A chasm exists between personal care aides’ and nursing assistants’ earned wage and their housing wage, and the shortage of affordable housing for older adults is even worse, according to a new report from National Low Income Housing Coalition.
A housing wage is the estimated full-time hourly wage workers must earn to afford a “decent” rental home at the U.S. Department of Housing and Urban Development’s fair market rent while spending no more than 30% of their income on housing costs. In almost half of the states, a minimum housing wage of $20 per hour is needed to rent even a one-bedroom apartment, NLIHC said.
Personal care aides, nursing assistants and home health aides earn, on average, $13.94 per hour, and the average monthly fair market rent for a one-bedroom or two-bedroom rental home is $1,061 or $1,295, respectively, according to the report.
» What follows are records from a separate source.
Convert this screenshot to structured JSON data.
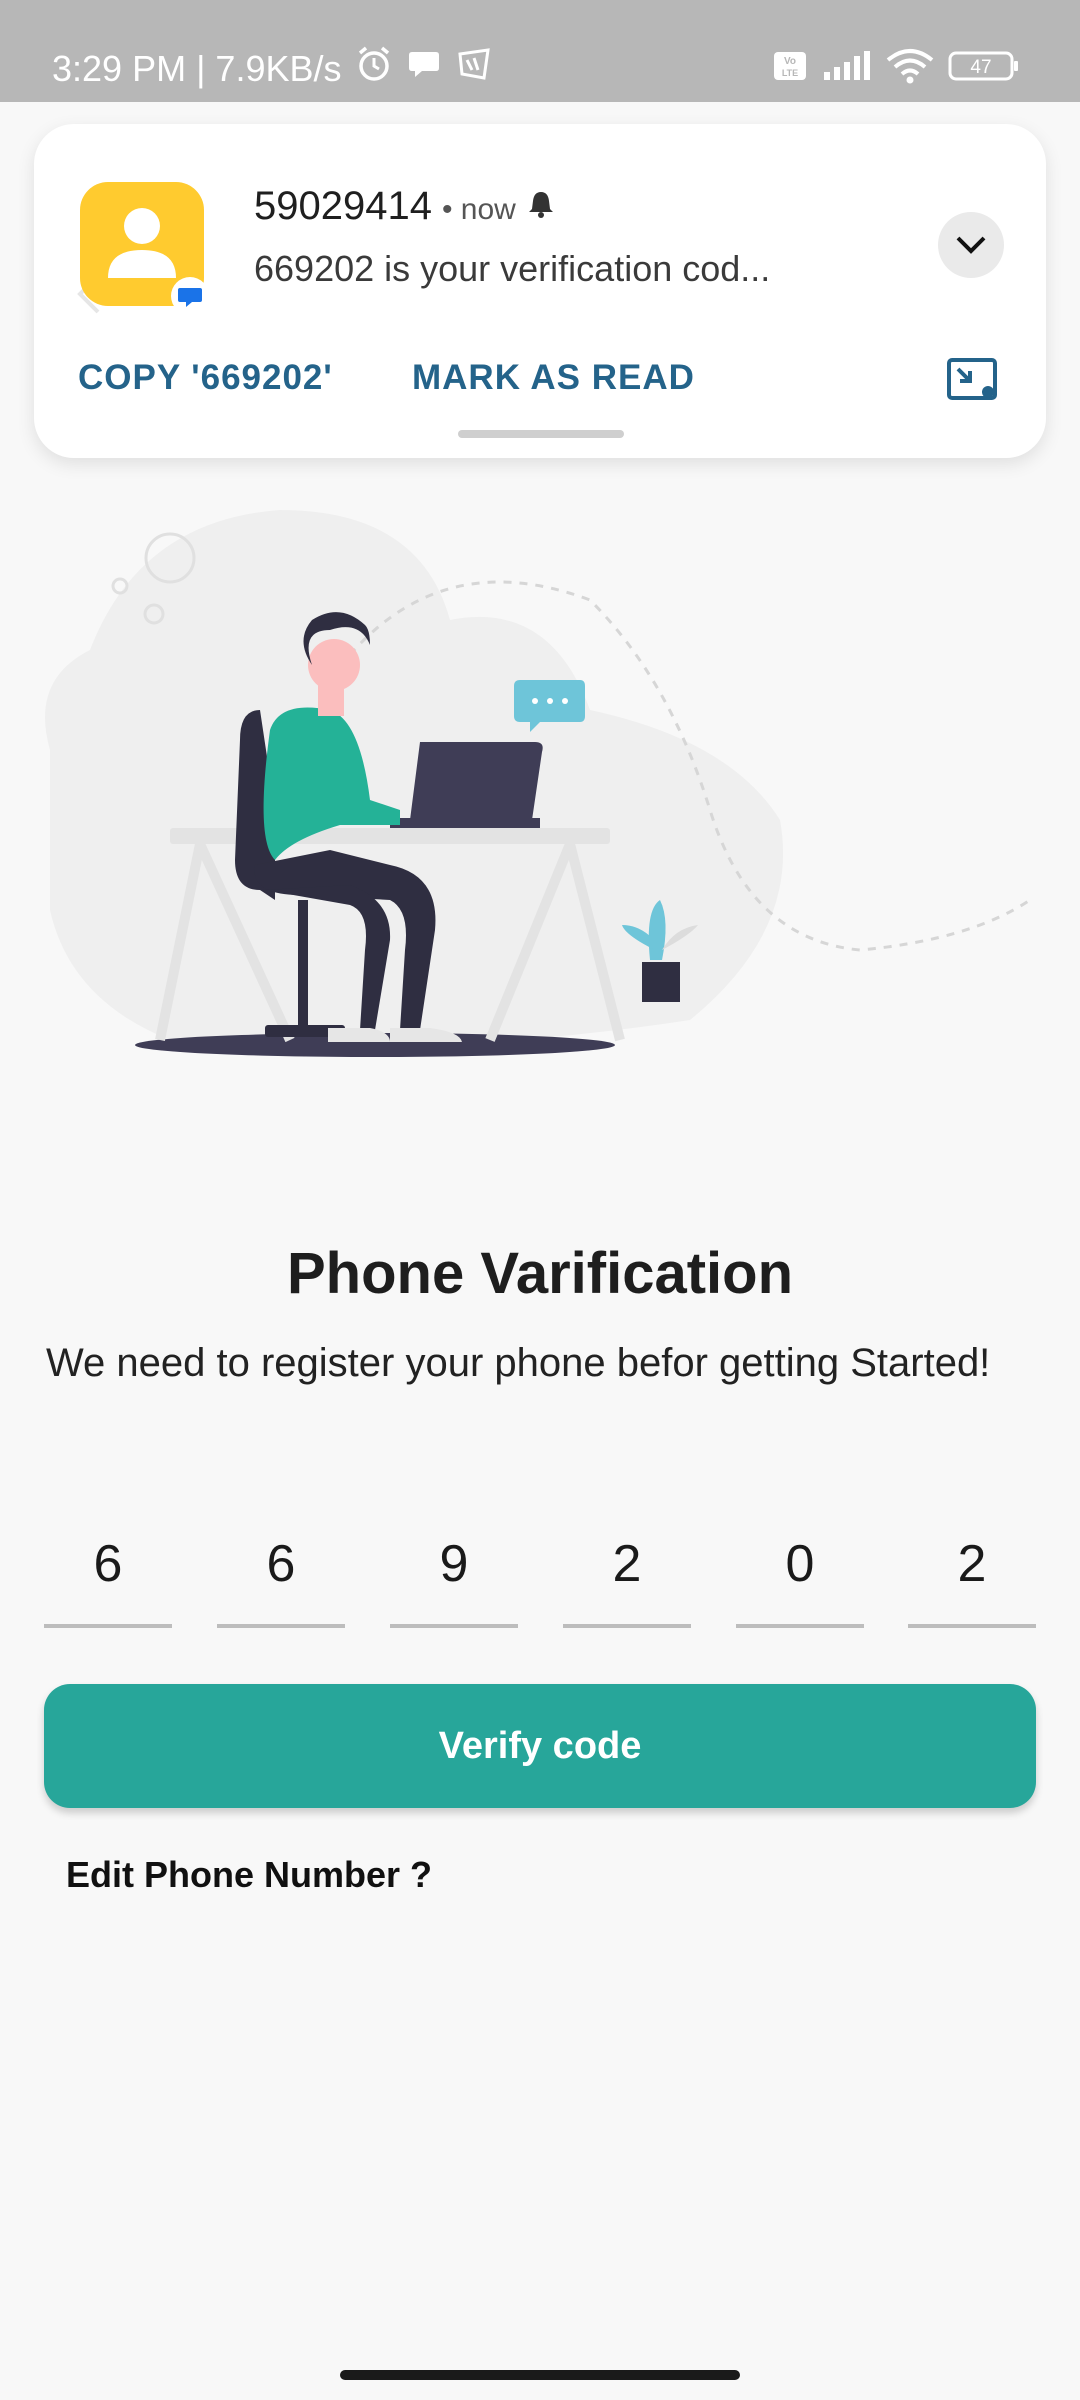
{
  "status_bar": {
    "time": "3:29 PM | 7.9KB/s",
    "icons": [
      "alarm-icon",
      "chat-bubble-icon",
      "app-badge-icon",
      "volte-icon",
      "signal-icon",
      "wifi-icon",
      "battery-icon"
    ],
    "battery": "47"
  },
  "notification": {
    "sender": "59029414",
    "time": "• now",
    "message": "669202 is your verification cod...",
    "actions": {
      "copy": "COPY '669202'",
      "mark_read": "MARK AS READ"
    },
    "colors": {
      "avatar_bg": "#ffcb2f",
      "action_text": "#24638a",
      "badge": "#1a73e8"
    }
  },
  "page": {
    "title": "Phone Varification",
    "subtitle": "We need to register your phone befor getting Started!",
    "otp_digits": [
      "6",
      "6",
      "9",
      "2",
      "0",
      "2"
    ],
    "verify_button": "Verify code",
    "edit_link": "Edit Phone Number ?"
  },
  "colors": {
    "accent": "#27a69a",
    "background": "#f8f8f8"
  }
}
“Congress should expand access to rental assistance to every eligible household in need. Universal rental assistance could be provided by fully funding the Housing Choice Voucher program,” the report authors wrote.
For older adults, too, finding affordable housing is often burdensome, according to experts. LeadingAge is calling on Congress to expand the supply of rental housing as infrastructure discussions move along.
Today is national “call-in” day, where members of LeadingAge and other organizations will be speaking with their representatives to urge them to include increased support for affordable housing for older adults in any infrastructure legislation.
“Congress can’t turn its back on millions of older Americans who are stuck for years on affordable housing waiting lists, living in places they can’t afford, skipping meals and medicine to pay the rent, or cast into homelessness,” LeadingAge President and CEO Katie Smith Sloan said in a statement. “Two out of three older adults who need affordable senior housing can’t get it.”